I’ll be the first to admit that I’ve struggled with photographing birds in flight for years. The number one problem I and others have is focus acquisition. With birds in flight (BIFs), the ideal situation is to lock focus early while the animal is still at distance, track the approaching bird, and then capture a rapid burst of shots when the bird begins to fill the frame.
For me, my struggles have always been two-fold. First, when birds are very far away, it’s often hard for the camera to discern the difference between the subject and the background. Often times the camera will focus on the background instead of the bird. When this happens, you need to quickly re-cycle the focus system (pump the focus). The other challenge is when the bird drops below a background object such as trees or a mountain ridge. Again, the focus system can quickly lose track of the subject unless it’s fairly large in the frame. Continue reading My Go-To Focus Setting For Birds In Flight→
After a long ten days in the field with two groups of clients, I’m back home from south Texas. What a week! We photographed over 30 unique species of birds from the private blinds, and everyone walked away with some fabulous keeper photos that you just couldn’t get anywhere else. I captured the shot above on the final session of this year’s safari. I used the incredible combination of the Nikon D500 (see current pricing) and 300mm f/2.8 AFS G VR Nikkor lens and TC-20EIII, which gave me an effective focal length of 900mm!

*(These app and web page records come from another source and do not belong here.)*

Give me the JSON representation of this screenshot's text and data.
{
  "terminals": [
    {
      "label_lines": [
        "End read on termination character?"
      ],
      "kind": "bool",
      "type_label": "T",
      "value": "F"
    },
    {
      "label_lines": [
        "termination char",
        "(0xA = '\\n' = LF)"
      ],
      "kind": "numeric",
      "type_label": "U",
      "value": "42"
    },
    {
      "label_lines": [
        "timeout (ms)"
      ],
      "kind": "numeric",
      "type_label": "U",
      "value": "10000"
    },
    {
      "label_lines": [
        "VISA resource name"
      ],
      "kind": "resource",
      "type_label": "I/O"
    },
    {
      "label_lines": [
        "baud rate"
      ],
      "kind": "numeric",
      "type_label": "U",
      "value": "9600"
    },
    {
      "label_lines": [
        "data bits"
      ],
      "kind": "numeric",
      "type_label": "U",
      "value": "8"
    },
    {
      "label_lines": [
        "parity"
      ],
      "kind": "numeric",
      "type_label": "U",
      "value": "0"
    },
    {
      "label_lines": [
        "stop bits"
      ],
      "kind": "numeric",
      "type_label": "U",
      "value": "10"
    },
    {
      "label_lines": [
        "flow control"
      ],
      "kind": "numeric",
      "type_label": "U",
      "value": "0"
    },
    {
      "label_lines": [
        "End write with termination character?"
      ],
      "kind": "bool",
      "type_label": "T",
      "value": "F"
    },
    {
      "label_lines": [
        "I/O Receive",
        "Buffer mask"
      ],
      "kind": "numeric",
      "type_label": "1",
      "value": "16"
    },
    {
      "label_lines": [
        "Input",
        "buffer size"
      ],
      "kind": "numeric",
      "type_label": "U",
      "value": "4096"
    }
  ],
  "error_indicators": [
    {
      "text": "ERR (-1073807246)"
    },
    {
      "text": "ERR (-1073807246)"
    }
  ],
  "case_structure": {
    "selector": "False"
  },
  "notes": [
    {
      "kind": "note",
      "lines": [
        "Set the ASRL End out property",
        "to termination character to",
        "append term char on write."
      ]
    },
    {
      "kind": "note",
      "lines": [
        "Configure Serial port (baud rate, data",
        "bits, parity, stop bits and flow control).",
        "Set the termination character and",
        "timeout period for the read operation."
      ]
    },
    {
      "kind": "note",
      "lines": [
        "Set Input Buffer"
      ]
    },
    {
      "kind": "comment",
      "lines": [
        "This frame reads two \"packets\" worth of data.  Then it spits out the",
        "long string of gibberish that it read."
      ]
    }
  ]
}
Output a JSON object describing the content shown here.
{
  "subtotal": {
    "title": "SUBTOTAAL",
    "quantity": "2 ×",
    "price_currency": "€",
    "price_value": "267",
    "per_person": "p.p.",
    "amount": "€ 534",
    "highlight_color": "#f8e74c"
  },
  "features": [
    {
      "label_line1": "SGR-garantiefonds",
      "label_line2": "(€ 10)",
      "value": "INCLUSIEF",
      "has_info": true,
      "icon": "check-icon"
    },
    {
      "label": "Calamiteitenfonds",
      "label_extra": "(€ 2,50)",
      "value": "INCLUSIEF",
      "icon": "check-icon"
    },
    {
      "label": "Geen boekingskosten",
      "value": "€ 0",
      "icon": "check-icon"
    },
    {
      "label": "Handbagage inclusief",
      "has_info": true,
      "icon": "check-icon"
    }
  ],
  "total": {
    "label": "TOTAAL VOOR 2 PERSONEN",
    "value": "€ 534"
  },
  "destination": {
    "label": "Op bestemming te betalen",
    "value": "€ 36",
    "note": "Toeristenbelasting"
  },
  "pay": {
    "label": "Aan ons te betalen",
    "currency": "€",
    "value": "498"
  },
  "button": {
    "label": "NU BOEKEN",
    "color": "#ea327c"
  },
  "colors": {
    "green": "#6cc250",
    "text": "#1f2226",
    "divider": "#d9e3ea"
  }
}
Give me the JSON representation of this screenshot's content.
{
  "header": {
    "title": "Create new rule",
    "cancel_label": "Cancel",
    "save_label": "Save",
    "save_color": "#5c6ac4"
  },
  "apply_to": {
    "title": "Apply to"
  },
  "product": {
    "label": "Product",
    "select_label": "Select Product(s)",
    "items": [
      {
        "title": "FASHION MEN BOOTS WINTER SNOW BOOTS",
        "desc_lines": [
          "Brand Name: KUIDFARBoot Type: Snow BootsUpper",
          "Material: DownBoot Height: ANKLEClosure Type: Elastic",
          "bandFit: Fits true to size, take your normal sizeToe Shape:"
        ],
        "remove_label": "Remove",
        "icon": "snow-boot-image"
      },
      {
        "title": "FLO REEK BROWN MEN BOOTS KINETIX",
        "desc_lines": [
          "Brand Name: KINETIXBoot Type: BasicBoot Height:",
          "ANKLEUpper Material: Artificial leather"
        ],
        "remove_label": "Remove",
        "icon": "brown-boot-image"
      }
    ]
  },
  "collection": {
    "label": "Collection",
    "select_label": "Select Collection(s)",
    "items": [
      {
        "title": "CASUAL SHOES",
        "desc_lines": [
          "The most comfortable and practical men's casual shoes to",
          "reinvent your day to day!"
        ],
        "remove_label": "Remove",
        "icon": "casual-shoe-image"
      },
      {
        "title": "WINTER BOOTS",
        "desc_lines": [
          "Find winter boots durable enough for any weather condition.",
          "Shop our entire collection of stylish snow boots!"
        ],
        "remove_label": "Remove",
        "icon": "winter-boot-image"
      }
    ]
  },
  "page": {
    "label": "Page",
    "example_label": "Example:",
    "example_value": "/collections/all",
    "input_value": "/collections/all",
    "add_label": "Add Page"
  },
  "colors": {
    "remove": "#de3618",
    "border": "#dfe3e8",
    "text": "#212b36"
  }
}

It’s been my privilege to be among a handful of photographers selected to serve as bird photography guides at the Dos Venadas Ranch, where most of my images were captured. 2018 safari dates are TBD. If you would like more information on joining me on a private safari at this location, please sign up for my email newsletter so you’ll be the first to know about all my events.